Journalists consider academics and CEOs to be the most credible sources for their reporting, far more than corporate communications professionals and agency PR reps, according to a new report published by Muck Rack.
Of the 2,482 journalists surveyed in January, 86% cited academics as the most credible, 75% said CEOs, 55%, corporate comms professionals, and 34%, PR agencies, according to “The State of Journalism 2021: Reporting, social media habits and preferences for working with PR in the year of Covid-19.”
Despite the strain of covering the pandemic, the majority of them are optimistic about their profession.
“Last year was a challenging year for journalists and the industry as a whole. Just a few months into the year, 94% of journalists completely pivoted most or all of their reporting to angles related to Covid-19. Add to that, 23% reported they have a larger workload due to layoffs and furloughs,” Muck Rack CEO Greg Galant says. “But still, journalists remain hopeful about the industry—58% of say they are optimistic about the journalism profession, which is consistent with findings over the past three years.”
Those influencers you might consider working with to pitch a product? Think again. Just one in 10 journalists (12%) said social media personalities and celebrities are credible.
“By far the most credible type of source is an academic subject matter expert,” says Nick Lanyi, a media relations consultant at Ragan Consulting Group who’s worked as a financial journalist and crisis communications executive at Porter Novelli.
“That’s why it’s so important to engage with third-party validators for your messages,” he says. “We emphasize this when we do crisis planning with our clients. When the chips are down, if you can tell a reporter to call the local professor to vouch for what you’re saying, that’s gold.”
Furthermore, the report validates the need for consistent thought leadership in the C-Suite. CEOs should be blogging, submitting articles, and speaking at conferences on a regular basis to share their unique point of view.
The 36-slide report is a treasure trove of data for anyone interested in the news media’s decision-making processes.

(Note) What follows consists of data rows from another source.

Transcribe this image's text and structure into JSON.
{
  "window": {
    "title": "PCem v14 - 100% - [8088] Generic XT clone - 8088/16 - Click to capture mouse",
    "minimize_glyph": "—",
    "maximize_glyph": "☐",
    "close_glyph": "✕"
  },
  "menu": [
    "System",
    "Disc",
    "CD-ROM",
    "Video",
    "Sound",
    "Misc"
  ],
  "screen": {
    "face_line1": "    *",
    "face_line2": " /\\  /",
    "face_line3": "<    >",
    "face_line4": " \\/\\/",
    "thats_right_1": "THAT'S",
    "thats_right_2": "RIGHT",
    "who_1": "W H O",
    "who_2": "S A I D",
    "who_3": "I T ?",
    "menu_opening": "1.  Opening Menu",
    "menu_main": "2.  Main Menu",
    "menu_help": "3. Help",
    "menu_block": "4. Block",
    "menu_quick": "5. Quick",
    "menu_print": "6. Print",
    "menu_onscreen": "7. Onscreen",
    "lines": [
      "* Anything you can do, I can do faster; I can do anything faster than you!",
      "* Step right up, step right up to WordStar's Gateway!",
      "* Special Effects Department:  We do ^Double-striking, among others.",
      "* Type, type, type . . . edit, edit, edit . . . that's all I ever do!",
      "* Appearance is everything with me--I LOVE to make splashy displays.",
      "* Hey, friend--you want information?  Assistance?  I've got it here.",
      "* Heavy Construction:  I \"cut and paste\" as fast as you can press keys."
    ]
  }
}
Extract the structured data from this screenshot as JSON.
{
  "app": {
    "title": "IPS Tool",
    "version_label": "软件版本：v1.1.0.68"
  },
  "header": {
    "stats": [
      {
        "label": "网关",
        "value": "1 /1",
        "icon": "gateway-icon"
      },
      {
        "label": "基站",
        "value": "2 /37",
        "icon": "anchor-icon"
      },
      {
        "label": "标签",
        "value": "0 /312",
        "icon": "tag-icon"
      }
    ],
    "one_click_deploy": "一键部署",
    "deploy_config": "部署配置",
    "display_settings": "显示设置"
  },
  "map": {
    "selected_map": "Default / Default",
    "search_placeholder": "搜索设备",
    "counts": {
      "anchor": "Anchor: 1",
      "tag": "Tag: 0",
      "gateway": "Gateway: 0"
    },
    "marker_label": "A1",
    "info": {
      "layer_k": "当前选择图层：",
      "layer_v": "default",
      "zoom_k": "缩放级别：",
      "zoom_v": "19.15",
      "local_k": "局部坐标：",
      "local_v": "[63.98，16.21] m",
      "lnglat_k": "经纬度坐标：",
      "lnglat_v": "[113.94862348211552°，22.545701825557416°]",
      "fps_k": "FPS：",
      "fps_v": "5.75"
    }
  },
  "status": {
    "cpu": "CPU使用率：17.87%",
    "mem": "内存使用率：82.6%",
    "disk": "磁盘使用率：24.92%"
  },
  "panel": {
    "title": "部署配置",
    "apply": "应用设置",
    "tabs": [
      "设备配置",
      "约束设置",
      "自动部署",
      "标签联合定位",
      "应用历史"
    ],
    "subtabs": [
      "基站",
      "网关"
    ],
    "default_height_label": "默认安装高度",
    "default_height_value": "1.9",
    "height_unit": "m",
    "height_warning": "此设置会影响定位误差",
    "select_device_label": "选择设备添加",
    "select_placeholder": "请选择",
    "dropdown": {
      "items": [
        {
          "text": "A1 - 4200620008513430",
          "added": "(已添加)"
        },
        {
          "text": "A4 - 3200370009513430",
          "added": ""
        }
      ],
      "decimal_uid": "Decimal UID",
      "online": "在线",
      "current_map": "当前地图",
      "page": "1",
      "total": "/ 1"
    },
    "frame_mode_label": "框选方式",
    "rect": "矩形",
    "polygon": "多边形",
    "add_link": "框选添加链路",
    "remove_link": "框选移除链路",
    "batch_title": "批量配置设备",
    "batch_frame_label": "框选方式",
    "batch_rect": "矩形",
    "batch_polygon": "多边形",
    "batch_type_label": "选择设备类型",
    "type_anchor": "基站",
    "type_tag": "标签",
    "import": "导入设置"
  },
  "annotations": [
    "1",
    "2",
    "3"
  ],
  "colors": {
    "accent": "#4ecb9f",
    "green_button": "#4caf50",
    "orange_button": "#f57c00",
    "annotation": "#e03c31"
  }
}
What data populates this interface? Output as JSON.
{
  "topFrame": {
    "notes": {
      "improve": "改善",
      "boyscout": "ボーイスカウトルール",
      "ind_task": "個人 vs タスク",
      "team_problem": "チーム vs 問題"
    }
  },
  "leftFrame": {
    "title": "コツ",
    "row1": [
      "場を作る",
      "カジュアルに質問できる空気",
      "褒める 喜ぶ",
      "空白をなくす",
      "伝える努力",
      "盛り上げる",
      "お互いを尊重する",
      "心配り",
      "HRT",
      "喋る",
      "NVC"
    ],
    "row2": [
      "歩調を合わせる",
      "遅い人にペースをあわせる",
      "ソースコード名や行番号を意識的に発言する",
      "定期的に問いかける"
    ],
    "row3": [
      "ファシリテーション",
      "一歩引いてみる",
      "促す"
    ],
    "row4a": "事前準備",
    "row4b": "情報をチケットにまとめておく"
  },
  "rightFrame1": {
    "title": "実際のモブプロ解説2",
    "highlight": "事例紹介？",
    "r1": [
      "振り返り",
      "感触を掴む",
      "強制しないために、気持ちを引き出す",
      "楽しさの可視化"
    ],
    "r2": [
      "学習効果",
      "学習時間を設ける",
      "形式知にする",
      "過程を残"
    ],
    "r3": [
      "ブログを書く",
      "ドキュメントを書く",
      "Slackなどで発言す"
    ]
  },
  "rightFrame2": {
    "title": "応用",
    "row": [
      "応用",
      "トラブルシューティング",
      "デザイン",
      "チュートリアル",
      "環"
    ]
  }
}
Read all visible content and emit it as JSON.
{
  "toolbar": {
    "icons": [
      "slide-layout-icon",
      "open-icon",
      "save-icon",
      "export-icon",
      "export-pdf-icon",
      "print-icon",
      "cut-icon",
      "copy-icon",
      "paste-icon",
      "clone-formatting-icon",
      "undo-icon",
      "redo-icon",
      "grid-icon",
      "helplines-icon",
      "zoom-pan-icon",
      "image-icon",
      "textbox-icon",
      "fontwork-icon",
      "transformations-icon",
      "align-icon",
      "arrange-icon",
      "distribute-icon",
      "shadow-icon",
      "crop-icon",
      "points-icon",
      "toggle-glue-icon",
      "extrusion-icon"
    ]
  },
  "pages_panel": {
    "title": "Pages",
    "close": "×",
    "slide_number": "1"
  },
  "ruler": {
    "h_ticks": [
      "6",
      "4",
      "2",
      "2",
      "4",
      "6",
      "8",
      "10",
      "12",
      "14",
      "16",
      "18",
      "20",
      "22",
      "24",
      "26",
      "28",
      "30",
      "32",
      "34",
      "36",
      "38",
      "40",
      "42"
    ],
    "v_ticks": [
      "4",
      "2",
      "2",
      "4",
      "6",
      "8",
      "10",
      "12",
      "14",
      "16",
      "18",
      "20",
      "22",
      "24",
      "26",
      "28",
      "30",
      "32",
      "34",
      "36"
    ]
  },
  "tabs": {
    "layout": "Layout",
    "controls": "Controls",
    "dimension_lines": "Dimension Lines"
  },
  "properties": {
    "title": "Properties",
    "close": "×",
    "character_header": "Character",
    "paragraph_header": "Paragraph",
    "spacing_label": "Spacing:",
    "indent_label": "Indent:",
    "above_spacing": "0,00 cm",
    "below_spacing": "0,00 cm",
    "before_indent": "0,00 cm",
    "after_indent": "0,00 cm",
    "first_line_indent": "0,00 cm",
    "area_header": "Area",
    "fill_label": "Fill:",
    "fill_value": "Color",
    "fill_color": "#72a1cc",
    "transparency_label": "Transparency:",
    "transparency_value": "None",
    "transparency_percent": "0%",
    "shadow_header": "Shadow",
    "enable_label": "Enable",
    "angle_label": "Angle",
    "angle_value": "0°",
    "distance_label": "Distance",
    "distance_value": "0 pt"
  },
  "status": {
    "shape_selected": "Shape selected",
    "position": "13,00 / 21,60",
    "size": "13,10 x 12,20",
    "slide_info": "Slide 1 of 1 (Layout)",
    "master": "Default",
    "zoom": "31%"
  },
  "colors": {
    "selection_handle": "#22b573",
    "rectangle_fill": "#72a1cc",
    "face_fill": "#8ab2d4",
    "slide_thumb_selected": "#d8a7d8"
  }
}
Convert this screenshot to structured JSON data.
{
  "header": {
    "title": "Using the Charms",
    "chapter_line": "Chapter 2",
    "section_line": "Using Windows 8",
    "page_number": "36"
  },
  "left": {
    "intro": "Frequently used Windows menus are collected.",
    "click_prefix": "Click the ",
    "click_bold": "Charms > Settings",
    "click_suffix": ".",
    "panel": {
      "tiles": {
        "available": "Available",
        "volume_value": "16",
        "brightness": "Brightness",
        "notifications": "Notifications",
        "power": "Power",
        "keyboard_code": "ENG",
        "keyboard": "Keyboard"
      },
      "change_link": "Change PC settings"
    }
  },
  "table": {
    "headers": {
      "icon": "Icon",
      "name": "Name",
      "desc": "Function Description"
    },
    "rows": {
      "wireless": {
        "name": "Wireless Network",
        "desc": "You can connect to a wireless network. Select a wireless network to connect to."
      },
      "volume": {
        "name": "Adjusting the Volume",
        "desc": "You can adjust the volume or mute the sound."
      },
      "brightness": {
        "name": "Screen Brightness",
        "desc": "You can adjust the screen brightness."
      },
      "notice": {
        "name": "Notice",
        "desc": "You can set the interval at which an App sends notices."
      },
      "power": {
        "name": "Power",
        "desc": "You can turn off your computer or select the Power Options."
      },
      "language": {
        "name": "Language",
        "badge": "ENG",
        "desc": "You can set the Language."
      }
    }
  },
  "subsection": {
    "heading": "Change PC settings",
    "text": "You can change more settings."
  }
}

While 59% of those surveyed said relationships with publicists are mutually beneficial, but not a partnership, 18% describe the relationships as antagonistic, and 17% as a necessary evil. The largest segment (43%) said they receive five to 25 pitches per week, many of which go unheeded, especially if they are “random” or lack personalization. The majority of journalists (61%) said one-quarter of their stories come from pitches, while 19% said none of them do. Half of them said they write five or more stories per week.
The most shareable stories are connected to an ongoing trend, 70% of them said, while slightly fewer (64%) said images and infographics make for shareable content. Very few (9%) said quotes from a company spokesperson merit sharing, further validating the need for C-level authenticity.
“We all know that images and infographics are important online and in social media, but they will also help make a pitch come alive,” Lanyi says. “Every organization has some proprietary data. Use it to pitch a story. If you can be surprising, counterintuitive or controversial, you’re going to have a better chance of success.”
Quotes in press releases tend to rank low on the media’s list of esteemed qualities because many of them lack news value. Instead of platitudes, quotes should contain genuine insight about, say, the newly inked deal, or the product you’ve brought to market. Explain how your company’s services actually benefit others.
“We tell our clients all the time to make quotes sound like a real person would say them,” Lanyi says. “Delete the ‘we are thrilled’ and “we are so excited’ corporate speak.”
It’s been said that catching reporters on social media is the right approach, but Muck Rack’s study says to reconsider.
Of those surveyed, 94% said email is the best way to reach them, while 12% said so of Twitter. Fewer than one in 10 journalists (9%) cited Facebook and LinkedIn.
Publicists should send emails on Mondays between 5 a.m. and 12 p.m. Eastern, offer exclusives when possible, and provide just enough information to demonstrate newsworthiness. Nearly half of the journalists (46%) said pitches should be between 100 and 200 words.
“Year after year, journalists overwhelmingly report they prefer to be pitched via 1:1 email…This tells PR pros that journalists want them to do their homework and ensure the timing of sending a pitch makes sense in relation to what the journalist is covering and what’s going on in the world,” says Galant, whose company helps publicists identify the specific keywords journalists use in their stories and tweets. “This shouldn’t be new to most PR pros, but the tactical advice in the State of Journalism is always a good reminder of media relations best practices.”
The debate about the credibility of in-house comms pros vs. agency people is nuanced.
“Beat reporters are more likely to have a relationship with inhouse PR people than with an agency rep,” Lanyi says. “Second, a lot of clients will pitch interesting stories themselves and give the less interesting stories to the agency to pitch. It’s human nature. If it’s going to be successful, you’re going to do it yourself.”
You can learn more about Muck Rack’s report here.
Ragan Consulting Group specializes in corporate communications training, consulting and strategic counsel. Contact Kristin Hart at Kristin.Hart@raganconsulting.com to learn how RCG can help improve your communications strategy. Follow RCG on LinkedIn here.